Clean Space - Introduction

Posted with : Clean Space, Game Development

All my life I’ve dreamt of writing a game. Not just any game; one game in particular. The subject of countless hours of daydreaming, theorycrafting, brainstorming, and outright planning. For a long time I put off this endeavour, all too aware that one should never undertake a project of the magnitude I intend for my game, as their first game. I’ve glimpsed at the possibility of game development from afar whilst growing my skill and experience as a Senior Software Developer. At long last, it’s time to act.


I’ve spent far more of my freetime than I care to admit playing games of all forms, from shooters, to 4x strategies, to RPGs. Over the last 25 years or so of playing games, I’ve marvelled at the technological advances and admired the creativity of game developers, but more recently witnessed a severe decline in game quality.

Since discovering clean code, I’ve been a strong advocate of best practices, principles, and patterns. I spend large portions of both my free time and work hours teaching people how to improve their code, ever refining my own skillset. A common observation is that not only game development, but software development in general is easier than ever before. Or so you would believe given the ever growing influx of junior developers.

Whilst anyone can code, that’s not to say anyone should code.

This is something I’ve often said, though actually isn’t something I mean. The provocative nature of this phrase is a useful entry to a discussion regarding the quality of software. As Uncle Bob describes in the letter, the exponential rate of growth regarding the number of software developers, places an evergrowing deficit on the education of developers. Sure, newcomers learn sufficient syntax to do harm, but almost never learn what’s truly important.

As described in the afore-linked article, I have absolutely no doubt that, one day soon, software developers will be responsible for a massacre. Mistakes already make the news regularly, and clean code by no means makes you immune to bugs. But, if you combine clean code, with good devops and good development processes, with motivated, collaborative teams, you afford yourself the best possible protection. Certainly, the fuller explanation is a little long winded compared to that opening phrase.

Therefore, my intent is twofold. To write the game I’ve always dreamt of, whilst examining and tackling the issues that face game development. I want to lead by example, following an Agile development process, utilising devops, and writing my code correctly.

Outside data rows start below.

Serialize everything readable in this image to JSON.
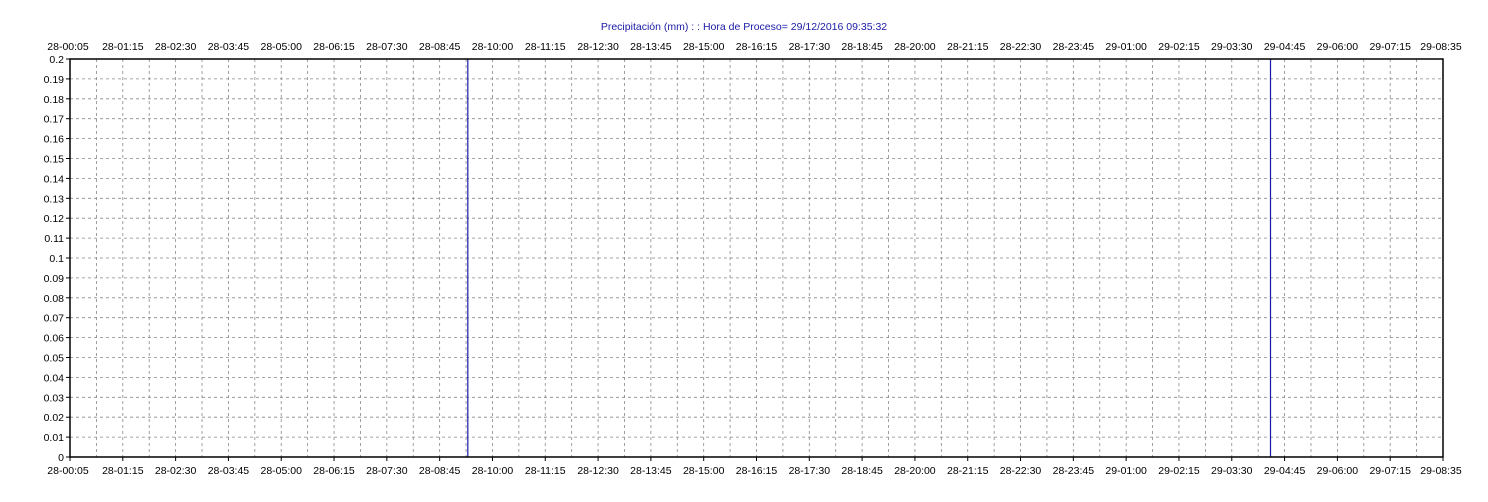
{
  "chart_data": {
    "type": "line",
    "title": "Precipitación  (mm) : : Hora de Proceso= 29/12/2016 09:35:32",
    "xlabel": "",
    "ylabel": "",
    "x_tick_labels": [
      "28-00:05",
      "28-01:15",
      "28-02:30",
      "28-03:45",
      "28-05:00",
      "28-06:15",
      "28-07:30",
      "28-08:45",
      "28-10:00",
      "28-11:15",
      "28-12:30",
      "28-13:45",
      "28-15:00",
      "28-16:15",
      "28-17:30",
      "28-18:45",
      "28-20:00",
      "28-21:15",
      "28-22:30",
      "28-23:45",
      "29-01:00",
      "29-02:15",
      "29-03:30",
      "29-04:45",
      "29-06:00",
      "29-07:15",
      "29-08:35"
    ],
    "y_tick_labels": [
      "0",
      "0.01",
      "0.02",
      "0.03",
      "0.04",
      "0.05",
      "0.06",
      "0.07",
      "0.08",
      "0.09",
      "0.1",
      "0.11",
      "0.12",
      "0.13",
      "0.14",
      "0.15",
      "0.16",
      "0.17",
      "0.18",
      "0.19",
      "0.2"
    ],
    "ylim": [
      0,
      0.2
    ],
    "grid": true,
    "series": [
      {
        "values": [
          0
        ],
        "color": "#1a1aa6"
      }
    ],
    "vertical_markers": [
      {
        "x": "28-09:30",
        "color": "#1a1aa6"
      },
      {
        "x": "29-04:30",
        "color": "#1a1aa6"
      }
    ]
  }
}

With my excuse for a mission statement out of the way, it’s time to dig into the detail. Check back for updates; the next article will describe, at a high level, the game itself.

Written on April 12, 2016